Problem: What is the number of lines in the records below holding the string "this"? Reply with it and nothing else.

Provided records START

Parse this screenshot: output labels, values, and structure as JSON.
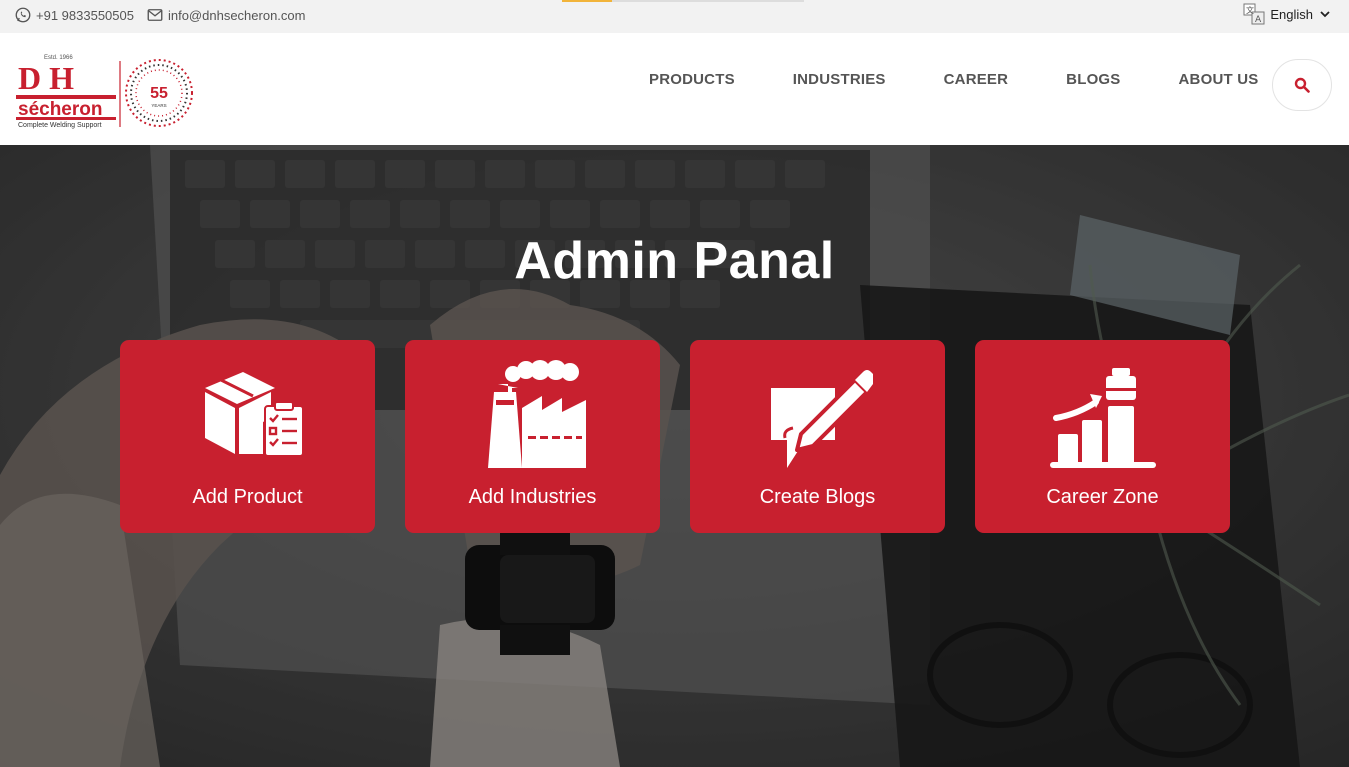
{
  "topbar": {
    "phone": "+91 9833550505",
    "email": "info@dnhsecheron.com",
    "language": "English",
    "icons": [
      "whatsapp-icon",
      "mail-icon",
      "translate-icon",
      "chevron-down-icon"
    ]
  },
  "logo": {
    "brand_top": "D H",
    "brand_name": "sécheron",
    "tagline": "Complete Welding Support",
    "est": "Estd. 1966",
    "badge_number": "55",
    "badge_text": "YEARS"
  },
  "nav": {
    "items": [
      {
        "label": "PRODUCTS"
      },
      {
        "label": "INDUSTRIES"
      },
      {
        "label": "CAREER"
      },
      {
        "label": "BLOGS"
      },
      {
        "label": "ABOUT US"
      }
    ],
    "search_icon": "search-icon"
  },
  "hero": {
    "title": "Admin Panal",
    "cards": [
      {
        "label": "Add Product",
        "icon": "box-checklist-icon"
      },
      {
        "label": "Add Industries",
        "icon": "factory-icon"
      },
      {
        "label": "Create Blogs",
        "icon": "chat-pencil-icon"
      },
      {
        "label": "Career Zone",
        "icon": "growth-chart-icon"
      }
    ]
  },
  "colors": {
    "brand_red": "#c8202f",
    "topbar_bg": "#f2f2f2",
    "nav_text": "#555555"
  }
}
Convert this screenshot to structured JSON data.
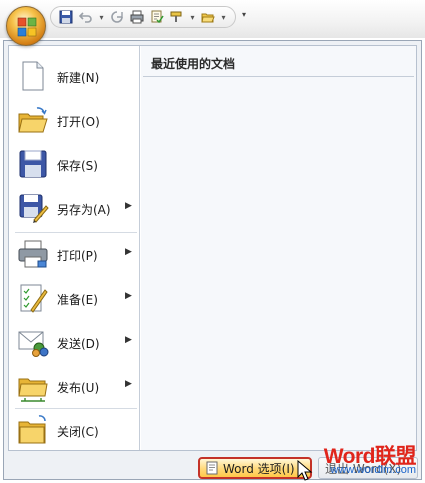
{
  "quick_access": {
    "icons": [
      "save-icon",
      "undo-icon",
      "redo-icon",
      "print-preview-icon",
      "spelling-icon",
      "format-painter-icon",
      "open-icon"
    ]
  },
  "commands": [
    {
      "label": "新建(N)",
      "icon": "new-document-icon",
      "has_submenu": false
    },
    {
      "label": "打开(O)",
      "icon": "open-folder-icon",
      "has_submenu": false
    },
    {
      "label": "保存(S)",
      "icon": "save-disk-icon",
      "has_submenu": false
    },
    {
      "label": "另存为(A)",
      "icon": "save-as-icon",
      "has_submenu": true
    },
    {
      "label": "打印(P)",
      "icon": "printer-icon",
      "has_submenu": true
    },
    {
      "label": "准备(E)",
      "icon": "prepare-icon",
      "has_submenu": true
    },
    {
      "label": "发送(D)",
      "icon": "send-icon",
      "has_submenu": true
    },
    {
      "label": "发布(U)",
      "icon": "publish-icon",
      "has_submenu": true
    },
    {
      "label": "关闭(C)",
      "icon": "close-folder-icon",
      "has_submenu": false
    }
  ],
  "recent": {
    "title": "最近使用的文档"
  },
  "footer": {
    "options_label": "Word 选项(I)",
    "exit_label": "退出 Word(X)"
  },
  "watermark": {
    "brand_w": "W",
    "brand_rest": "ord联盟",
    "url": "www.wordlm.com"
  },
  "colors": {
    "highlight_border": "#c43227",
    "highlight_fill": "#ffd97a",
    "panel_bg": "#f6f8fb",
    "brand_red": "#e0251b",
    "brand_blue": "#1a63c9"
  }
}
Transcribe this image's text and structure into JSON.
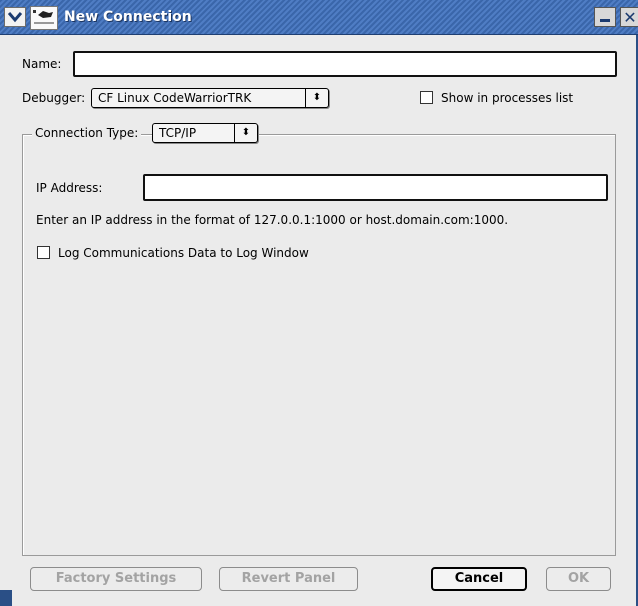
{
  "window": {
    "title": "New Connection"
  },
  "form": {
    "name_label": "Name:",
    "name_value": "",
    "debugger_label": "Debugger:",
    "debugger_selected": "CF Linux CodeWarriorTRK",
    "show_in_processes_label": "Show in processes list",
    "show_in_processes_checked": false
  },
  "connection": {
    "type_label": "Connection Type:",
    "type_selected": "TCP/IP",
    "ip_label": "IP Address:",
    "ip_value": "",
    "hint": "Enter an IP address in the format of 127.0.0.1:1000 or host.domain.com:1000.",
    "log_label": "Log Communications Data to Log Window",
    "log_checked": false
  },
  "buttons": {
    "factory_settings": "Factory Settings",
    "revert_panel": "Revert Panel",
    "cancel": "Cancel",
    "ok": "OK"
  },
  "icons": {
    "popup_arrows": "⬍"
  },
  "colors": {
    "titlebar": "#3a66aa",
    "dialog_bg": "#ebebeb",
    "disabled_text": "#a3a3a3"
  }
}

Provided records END

Response area: 3